> Directions for this task
Copy each entry below exactly as it appears.
(Dataset content begins)
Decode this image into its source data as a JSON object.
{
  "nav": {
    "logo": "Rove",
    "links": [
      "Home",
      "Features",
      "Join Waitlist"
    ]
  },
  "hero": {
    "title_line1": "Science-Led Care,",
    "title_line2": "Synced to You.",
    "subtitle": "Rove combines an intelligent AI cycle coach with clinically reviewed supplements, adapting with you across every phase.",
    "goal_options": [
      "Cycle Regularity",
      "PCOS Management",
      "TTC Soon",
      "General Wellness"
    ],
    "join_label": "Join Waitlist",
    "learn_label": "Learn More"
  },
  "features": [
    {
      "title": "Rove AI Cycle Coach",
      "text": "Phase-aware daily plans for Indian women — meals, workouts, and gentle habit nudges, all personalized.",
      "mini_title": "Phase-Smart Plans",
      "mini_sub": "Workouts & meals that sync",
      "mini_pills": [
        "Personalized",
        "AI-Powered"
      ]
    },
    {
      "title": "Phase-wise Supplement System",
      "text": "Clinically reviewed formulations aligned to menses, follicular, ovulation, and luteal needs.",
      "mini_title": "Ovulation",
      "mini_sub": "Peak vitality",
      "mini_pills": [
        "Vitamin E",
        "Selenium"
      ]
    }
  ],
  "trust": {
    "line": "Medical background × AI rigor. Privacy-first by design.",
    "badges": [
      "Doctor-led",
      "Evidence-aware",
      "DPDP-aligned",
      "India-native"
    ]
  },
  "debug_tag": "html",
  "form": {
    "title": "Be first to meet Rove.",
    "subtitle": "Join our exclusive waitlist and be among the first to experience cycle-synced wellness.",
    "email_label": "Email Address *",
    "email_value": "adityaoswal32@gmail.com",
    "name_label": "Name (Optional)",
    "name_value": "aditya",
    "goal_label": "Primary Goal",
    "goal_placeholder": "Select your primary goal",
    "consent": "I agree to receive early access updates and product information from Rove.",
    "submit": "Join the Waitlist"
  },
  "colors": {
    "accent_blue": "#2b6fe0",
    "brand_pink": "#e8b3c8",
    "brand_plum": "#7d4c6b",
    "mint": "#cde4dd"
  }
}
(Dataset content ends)
> Response to the task
Decode this image into its source data as a JSON object.
{
  "nav": {
    "logo": "Rove",
    "links": [
      "Home",
      "Features",
      "Join Waitlist"
    ]
  },
  "hero": {
    "title_line1": "Science-Led Care,",
    "title_line2": "Synced to You.",
    "subtitle": "Rove combines an intelligent AI cycle coach with clinically reviewed supplements, adapting with you across every phase.",
    "goal_options": [
      "Cycle Regularity",
      "PCOS Management",
      "TTC Soon",
      "General Wellness"
    ],
    "join_label": "Join Waitlist",
    "learn_label": "Learn More"
  },
  "features": [
    {
      "title": "Rove AI Cycle Coach",
      "text": "Phase-aware daily plans for Indian women — meals, workouts, and gentle habit nudges, all personalized.",
      "mini_title": "Phase-Smart Plans",
      "mini_sub": "Workouts & meals that sync",
      "mini_pills": [
        "Personalized",
        "AI-Powered"
      ]
    },
    {
      "title": "Phase-wise Supplement System",
      "text": "Clinically reviewed formulations aligned to menses, follicular, ovulation, and luteal needs.",
      "mini_title": "Ovulation",
      "mini_sub": "Peak vitality",
      "mini_pills": [
        "Vitamin E",
        "Selenium"
      ]
    }
  ],
  "trust": {
    "line": "Medical background × AI rigor. Privacy-first by design.",
    "badges": [
      "Doctor-led",
      "Evidence-aware",
      "DPDP-aligned",
      "India-native"
    ]
  },
  "debug_tag": "html",
  "form": {
    "title": "Be first to meet Rove.",
    "subtitle": "Join our exclusive waitlist and be among the first to experience cycle-synced wellness.",
    "email_label": "Email Address *",
    "email_value": "adityaoswal32@gmail.com",
    "name_label": "Name (Optional)",
    "name_value": "aditya",
    "goal_label": "Primary Goal",
    "goal_placeholder": "Select your primary goal",
    "consent": "I agree to receive early access updates and product information from Rove.",
    "submit": "Join the Waitlist"
  },
  "colors": {
    "accent_blue": "#2b6fe0",
    "brand_pink": "#e8b3c8",
    "brand_plum": "#7d4c6b",
    "mint": "#cde4dd"
  }
}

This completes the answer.